While Charles Schwab, TD Ameritrade and E*Trade are focusing on the marketing element of their race to zero commissions, consumer advocates are warning investors about how freebie trading could hurt them and questioning if regulators are paying close enough attention.
All three brokerages last week eliminated commissions on online trades of U.S.-listed stocks, ETFs and options, as reported. For Charles Schwab and TD Ameritrade, commissions are also eliminated on stocks, ETFs and options listed on Canadian exchanges.
Consumer advocates are raising questions about how the price wars might ultimately impact retail investors, particularly in terms of the hidden costs they might have to bear and how they could adversely change their investing habits.
They also question whether there is enough regulatory muscle to police the potential impact of the price wars on retail investors.
Micah Hauptman, financial services counsel for the Consumer Federation of America, notes that all three brokerages are for-profit companies, so they will try to make up for the revenue they lose from the commissions by other means.
Consumer Federation of America
Charles Schwab's chief financial officer Peter Crawford says the firm’s business model “doesn’t depend on commission revenue.” He quantified the impact of the zero commissions on the firm by estimating the lost commissions would be equal to around $90 million to $100 million in quarterly revenue, or around 3% to 4% of net revenue.
The expected impact of lost commissions is greater for TD Ameritrade. The firm’s CFO, Steve Boyle, says they would be equal to around $220 million to $240 million in quarterly revenue, or around 15% to 16% of net revenue.
Hauptman says the big question on his mind is how the three brokerages will make up for those lost revenues.
“I’m concerned retail brokers may replace the direct and transparent approach of charging commissions with indirect and opaque charging. That could result in investors still having to pay these or other costs in ways that aren’t readily apparent or subject to market forces,” Hauptman says.
For example, Hauptman notes that retail brokers execute retail orders using OTC market makers or high frequency traders who pay the retail brokers for order flow.
How zero commissions could impact best execution
Hauptman is referring to the practice of trading firms buying the retail investor orders from brokerages and executing the trades for them.
These trading firms earn from differences in bid and offer prices, and they share some of those earnings — in the form of rebates — to the brokerages that provide the orders.
“Routing orders to the venue that pays the most raises questions about whether the retail broker is complying with its best execution obligations,” Hauptman says.
“Given that the SEC and Finra have taken a hands-off approach with regard to order routing conflicts, I think it’s reasonable to expect that these retail brokers will continue this practice and could exacerbate it,” he adds.
Trading at zero expense could also incentivize retail investors to trade more, without regard to consequences, according to Hauptman.
“First, excessive trading can significantly reduce returns.

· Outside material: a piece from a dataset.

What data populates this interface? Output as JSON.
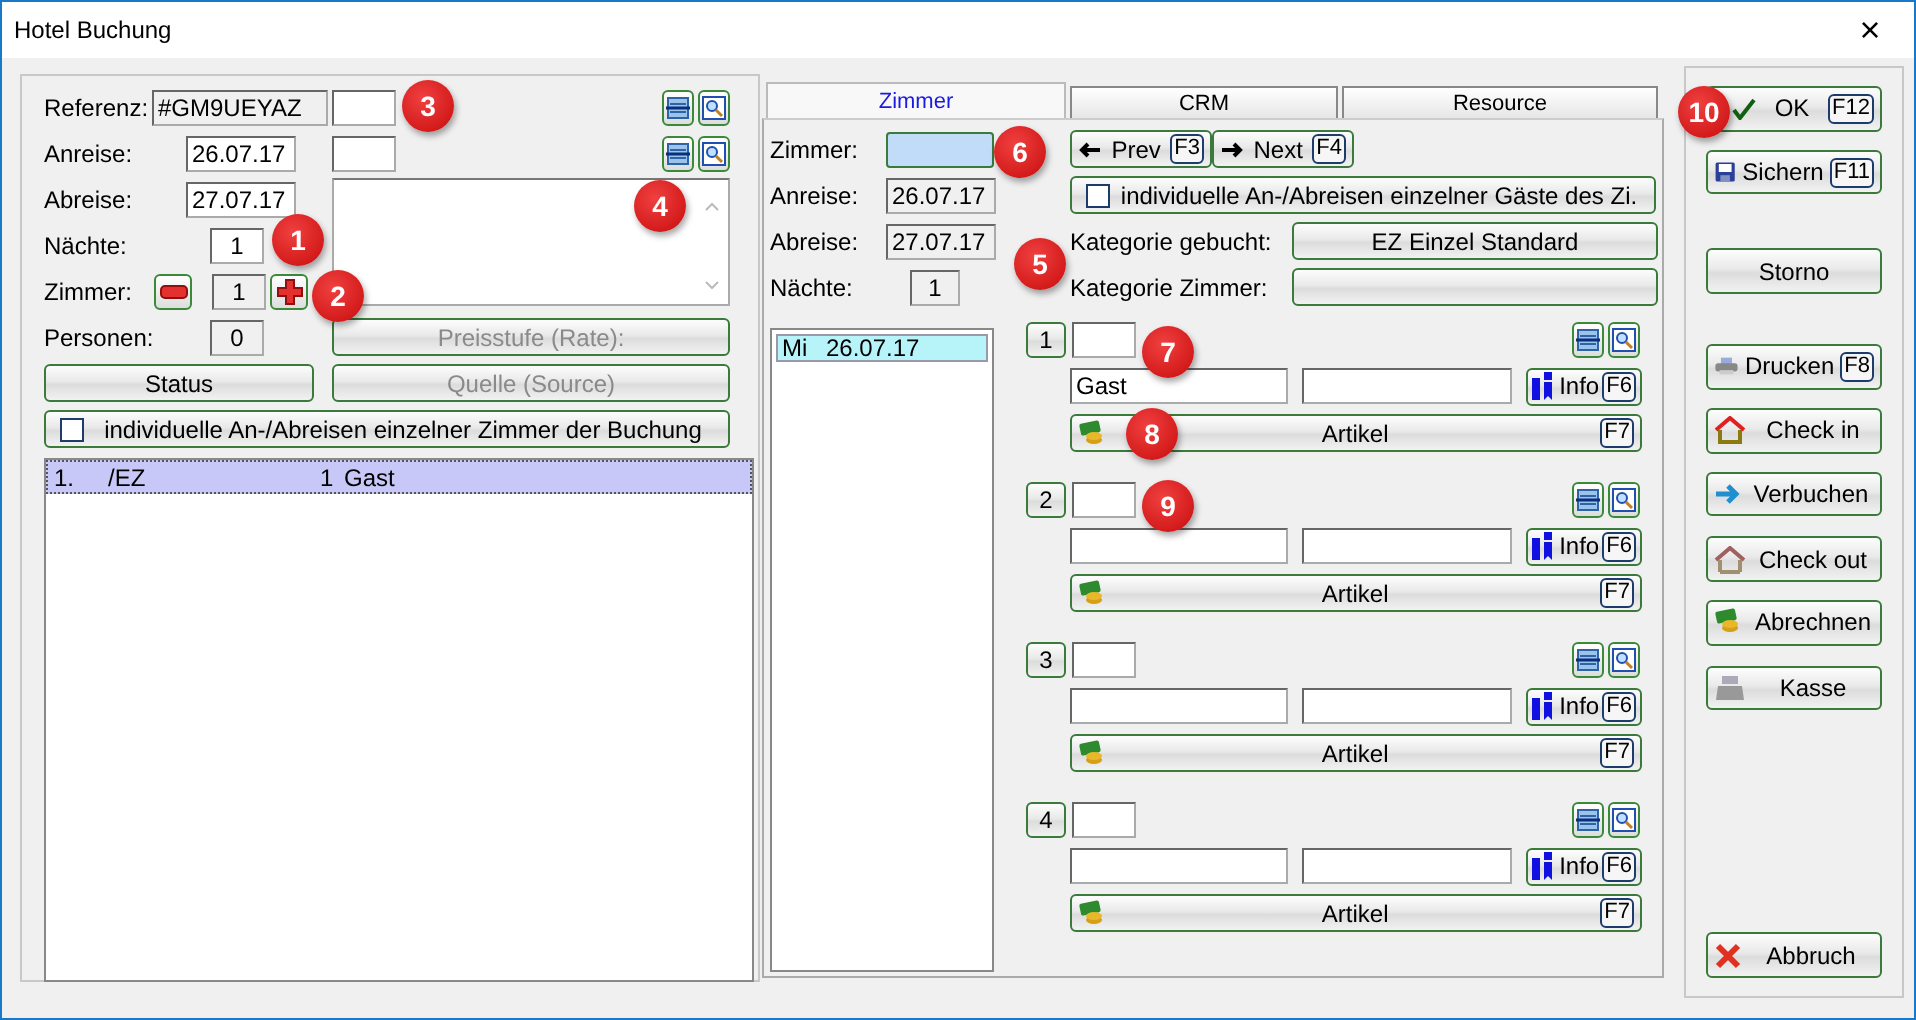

Second, excessive trading can create taxable events — to the extent the trading is occurring in a taxable account,” he says. “More trading is good for the OTC market makers but it is unlikely to be good for investors.”
Tyler Gellasch, executive director of the Healthy Markets Association, underscores the reality that online brokerages will have to get paid from other sources to keep the lights on.
Healthy Markets is an investor-focused group that aims to educate market participants and promote data-driven reforms.
“By zeroing out commissions from their retail customers, the brokers are going to be increasingly dependent on other revenues, most likely payments for order flow,” Gellasch says.
"The explicit commissions may go down, but the overall trading costs from customers definitely become less transparent, and perhaps even higher,” he adds.
Gellasch recalls Senate hearings in 2014 about how brokers were maximizing their profits instead of getting their customers the best prices.
“Most regulatory observers thought the days of payment for order flow were numbered,” he says. “We were wrong."
Gellasch says the SEC and Finra have rules that require brokers to seek the best execution for their customers, “which typically means the best prices in the retail context, but regulators have done very little to enforce those rules.”
The Robinhood effect
Gellasch also notes that some regulatory observers thought the disruption caused by Silicon Valley startup Robinhood Financial would lead to reform in transparency of costs.
Robinhood, a Finra-registered broker-dealer since 2013, has been providing free trades on U.S.-listed stocks on its smartphone app since its launch.
"A year ago, the question was whether regulators would let Robinhood’s business model exist, given its lack of transparency into costs. Today, the question is which brokers won’t adopt that model,” Gellasch says.
“This change will not just impact the retail traders, but it will likely impact where securities trade, who trades them, and the cost of trading across the entire market,” he adds.
Best execution was among the market risks Finra highlighted in its 2019 Risk Monitoring and Examination Priorities Letter published in January.
“Finra is concerned about firms failing to use reasonable diligence to assure that their customer order flow is directed to the best market given the size and types of transactions, the terms and conditions of orders and other factors,” Finra says in the letter.
“In particular, Finra will review firms’ best execution decision-making where the firm routed all or substantially all customer orders to a small number of wholesale market makers from which they received payment for order flow or an affiliated broker-dealer or an alternative trading system in which the firm had a financial interest,” the SRO adds.